PROBLEM DESCRIPTION — Could you repeat the records shown below exactly as written?

=== Section Start ===

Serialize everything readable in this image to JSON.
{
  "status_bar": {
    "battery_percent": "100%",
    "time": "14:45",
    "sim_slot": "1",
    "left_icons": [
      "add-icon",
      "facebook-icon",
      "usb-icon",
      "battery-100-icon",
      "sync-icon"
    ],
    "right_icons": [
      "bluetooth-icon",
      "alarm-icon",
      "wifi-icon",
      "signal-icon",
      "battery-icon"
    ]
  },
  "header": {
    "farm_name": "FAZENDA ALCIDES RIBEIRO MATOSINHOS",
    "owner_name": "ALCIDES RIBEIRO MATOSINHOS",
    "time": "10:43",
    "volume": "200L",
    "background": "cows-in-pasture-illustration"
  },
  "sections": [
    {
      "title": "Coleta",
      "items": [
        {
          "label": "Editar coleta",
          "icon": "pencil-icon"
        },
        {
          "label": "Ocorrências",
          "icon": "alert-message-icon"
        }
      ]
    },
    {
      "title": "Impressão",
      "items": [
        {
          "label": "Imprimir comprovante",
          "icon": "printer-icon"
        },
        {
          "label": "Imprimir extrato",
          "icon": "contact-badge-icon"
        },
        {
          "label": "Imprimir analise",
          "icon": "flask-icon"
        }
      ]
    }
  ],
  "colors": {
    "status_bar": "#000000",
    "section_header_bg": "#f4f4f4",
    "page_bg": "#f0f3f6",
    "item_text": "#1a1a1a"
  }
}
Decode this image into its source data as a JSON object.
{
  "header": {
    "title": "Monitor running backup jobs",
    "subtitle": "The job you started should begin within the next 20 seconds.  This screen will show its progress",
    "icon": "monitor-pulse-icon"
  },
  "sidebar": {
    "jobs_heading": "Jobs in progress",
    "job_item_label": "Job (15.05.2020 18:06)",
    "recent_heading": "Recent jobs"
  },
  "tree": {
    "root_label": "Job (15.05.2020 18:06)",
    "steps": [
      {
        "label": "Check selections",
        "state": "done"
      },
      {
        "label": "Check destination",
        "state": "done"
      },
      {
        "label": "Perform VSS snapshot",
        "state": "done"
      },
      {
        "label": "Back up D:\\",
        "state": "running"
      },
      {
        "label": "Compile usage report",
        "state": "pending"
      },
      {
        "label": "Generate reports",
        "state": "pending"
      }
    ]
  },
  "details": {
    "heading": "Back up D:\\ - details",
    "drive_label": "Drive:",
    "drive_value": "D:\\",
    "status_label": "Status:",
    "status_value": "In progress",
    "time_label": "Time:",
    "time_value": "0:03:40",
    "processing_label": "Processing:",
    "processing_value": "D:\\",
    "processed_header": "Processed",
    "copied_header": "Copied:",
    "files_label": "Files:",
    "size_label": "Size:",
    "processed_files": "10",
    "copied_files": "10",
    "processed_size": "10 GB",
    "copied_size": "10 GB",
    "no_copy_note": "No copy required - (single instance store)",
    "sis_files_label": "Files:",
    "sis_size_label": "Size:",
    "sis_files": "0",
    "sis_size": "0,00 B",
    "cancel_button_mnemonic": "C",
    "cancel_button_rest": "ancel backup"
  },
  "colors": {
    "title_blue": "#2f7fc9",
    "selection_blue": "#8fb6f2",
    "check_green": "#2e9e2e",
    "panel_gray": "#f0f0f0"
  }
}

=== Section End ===

FINISHED TASK —
Serialize everything readable in this image to JSON.
{
  "status_bar": {
    "battery_percent": "100%",
    "time": "14:45",
    "sim_slot": "1",
    "left_icons": [
      "add-icon",
      "facebook-icon",
      "usb-icon",
      "battery-100-icon",
      "sync-icon"
    ],
    "right_icons": [
      "bluetooth-icon",
      "alarm-icon",
      "wifi-icon",
      "signal-icon",
      "battery-icon"
    ]
  },
  "header": {
    "farm_name": "FAZENDA ALCIDES RIBEIRO MATOSINHOS",
    "owner_name": "ALCIDES RIBEIRO MATOSINHOS",
    "time": "10:43",
    "volume": "200L",
    "background": "cows-in-pasture-illustration"
  },
  "sections": [
    {
      "title": "Coleta",
      "items": [
        {
          "label": "Editar coleta",
          "icon": "pencil-icon"
        },
        {
          "label": "Ocorrências",
          "icon": "alert-message-icon"
        }
      ]
    },
    {
      "title": "Impressão",
      "items": [
        {
          "label": "Imprimir comprovante",
          "icon": "printer-icon"
        },
        {
          "label": "Imprimir extrato",
          "icon": "contact-badge-icon"
        },
        {
          "label": "Imprimir analise",
          "icon": "flask-icon"
        }
      ]
    }
  ],
  "colors": {
    "status_bar": "#000000",
    "section_header_bg": "#f4f4f4",
    "page_bg": "#f0f3f6",
    "item_text": "#1a1a1a"
  }
}
Decode this image into its source data as a JSON object.
{
  "header": {
    "title": "Monitor running backup jobs",
    "subtitle": "The job you started should begin within the next 20 seconds.  This screen will show its progress",
    "icon": "monitor-pulse-icon"
  },
  "sidebar": {
    "jobs_heading": "Jobs in progress",
    "job_item_label": "Job (15.05.2020 18:06)",
    "recent_heading": "Recent jobs"
  },
  "tree": {
    "root_label": "Job (15.05.2020 18:06)",
    "steps": [
      {
        "label": "Check selections",
        "state": "done"
      },
      {
        "label": "Check destination",
        "state": "done"
      },
      {
        "label": "Perform VSS snapshot",
        "state": "done"
      },
      {
        "label": "Back up D:\\",
        "state": "running"
      },
      {
        "label": "Compile usage report",
        "state": "pending"
      },
      {
        "label": "Generate reports",
        "state": "pending"
      }
    ]
  },
  "details": {
    "heading": "Back up D:\\ - details",
    "drive_label": "Drive:",
    "drive_value": "D:\\",
    "status_label": "Status:",
    "status_value": "In progress",
    "time_label": "Time:",
    "time_value": "0:03:40",
    "processing_label": "Processing:",
    "processing_value": "D:\\",
    "processed_header": "Processed",
    "copied_header": "Copied:",
    "files_label": "Files:",
    "size_label": "Size:",
    "processed_files": "10",
    "copied_files": "10",
    "processed_size": "10 GB",
    "copied_size": "10 GB",
    "no_copy_note": "No copy required - (single instance store)",
    "sis_files_label": "Files:",
    "sis_size_label": "Size:",
    "sis_files": "0",
    "sis_size": "0,00 B",
    "cancel_button_mnemonic": "C",
    "cancel_button_rest": "ancel backup"
  },
  "colors": {
    "title_blue": "#2f7fc9",
    "selection_blue": "#8fb6f2",
    "check_green": "#2e9e2e",
    "panel_gray": "#f0f0f0"
  }
}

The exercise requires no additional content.